__DIRECTIONS FOR THIS TASK__
Copy out each line below that has the word "page" in it.
───── RECORDS SUPPLIED ─────
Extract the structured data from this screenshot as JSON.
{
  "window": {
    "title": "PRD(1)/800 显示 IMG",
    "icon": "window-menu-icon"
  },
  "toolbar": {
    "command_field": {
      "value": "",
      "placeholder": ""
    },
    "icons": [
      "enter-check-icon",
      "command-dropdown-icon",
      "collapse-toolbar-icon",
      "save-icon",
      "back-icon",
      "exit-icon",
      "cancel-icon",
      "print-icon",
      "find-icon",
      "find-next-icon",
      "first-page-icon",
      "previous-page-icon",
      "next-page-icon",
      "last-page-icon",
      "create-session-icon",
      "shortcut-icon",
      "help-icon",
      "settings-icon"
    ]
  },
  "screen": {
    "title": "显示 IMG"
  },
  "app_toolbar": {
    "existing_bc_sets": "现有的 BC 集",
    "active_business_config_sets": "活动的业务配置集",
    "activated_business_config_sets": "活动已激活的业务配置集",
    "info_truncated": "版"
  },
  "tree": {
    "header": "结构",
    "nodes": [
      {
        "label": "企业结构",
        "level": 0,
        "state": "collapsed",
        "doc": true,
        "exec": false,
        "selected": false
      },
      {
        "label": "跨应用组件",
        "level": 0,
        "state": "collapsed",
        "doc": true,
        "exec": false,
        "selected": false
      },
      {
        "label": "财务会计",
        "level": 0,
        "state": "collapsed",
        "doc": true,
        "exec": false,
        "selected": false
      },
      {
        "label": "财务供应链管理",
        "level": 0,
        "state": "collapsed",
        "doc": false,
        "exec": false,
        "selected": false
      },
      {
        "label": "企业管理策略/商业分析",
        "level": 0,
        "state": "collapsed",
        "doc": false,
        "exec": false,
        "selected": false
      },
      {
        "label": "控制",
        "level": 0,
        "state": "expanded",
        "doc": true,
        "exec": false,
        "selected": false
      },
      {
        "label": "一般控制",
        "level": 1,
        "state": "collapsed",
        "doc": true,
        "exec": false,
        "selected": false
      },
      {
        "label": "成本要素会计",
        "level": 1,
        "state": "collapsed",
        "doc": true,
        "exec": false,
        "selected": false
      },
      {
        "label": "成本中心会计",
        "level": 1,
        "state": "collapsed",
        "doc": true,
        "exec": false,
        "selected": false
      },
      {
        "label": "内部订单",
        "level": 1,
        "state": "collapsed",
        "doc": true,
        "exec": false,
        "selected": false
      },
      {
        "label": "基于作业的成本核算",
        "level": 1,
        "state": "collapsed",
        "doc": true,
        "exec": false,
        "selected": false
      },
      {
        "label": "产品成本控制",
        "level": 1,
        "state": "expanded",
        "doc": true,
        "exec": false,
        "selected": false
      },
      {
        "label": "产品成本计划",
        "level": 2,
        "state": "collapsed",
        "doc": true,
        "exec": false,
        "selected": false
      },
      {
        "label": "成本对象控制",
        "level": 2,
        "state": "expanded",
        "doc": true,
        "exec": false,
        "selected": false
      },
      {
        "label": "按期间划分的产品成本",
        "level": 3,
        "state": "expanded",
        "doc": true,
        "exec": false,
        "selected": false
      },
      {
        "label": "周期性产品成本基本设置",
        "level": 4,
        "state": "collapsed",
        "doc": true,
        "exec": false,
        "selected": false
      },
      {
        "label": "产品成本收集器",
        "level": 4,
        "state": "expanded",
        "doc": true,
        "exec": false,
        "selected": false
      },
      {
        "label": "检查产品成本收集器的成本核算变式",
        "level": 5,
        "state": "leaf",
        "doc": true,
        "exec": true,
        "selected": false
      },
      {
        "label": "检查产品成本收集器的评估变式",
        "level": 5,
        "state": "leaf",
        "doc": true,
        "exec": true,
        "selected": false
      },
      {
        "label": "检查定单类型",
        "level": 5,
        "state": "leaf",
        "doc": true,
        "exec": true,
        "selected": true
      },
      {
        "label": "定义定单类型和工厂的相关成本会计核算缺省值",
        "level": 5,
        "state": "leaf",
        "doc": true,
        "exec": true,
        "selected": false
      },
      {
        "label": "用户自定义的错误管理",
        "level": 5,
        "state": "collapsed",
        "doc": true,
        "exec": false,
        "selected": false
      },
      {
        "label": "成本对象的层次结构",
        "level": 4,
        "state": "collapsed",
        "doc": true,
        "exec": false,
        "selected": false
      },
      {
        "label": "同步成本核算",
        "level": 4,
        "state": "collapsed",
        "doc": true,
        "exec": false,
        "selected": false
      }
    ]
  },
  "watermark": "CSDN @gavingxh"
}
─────
__WRITTEN SOLUTION__
      "first-page-icon",
      "previous-page-icon",
      "next-page-icon",
      "last-page-icon",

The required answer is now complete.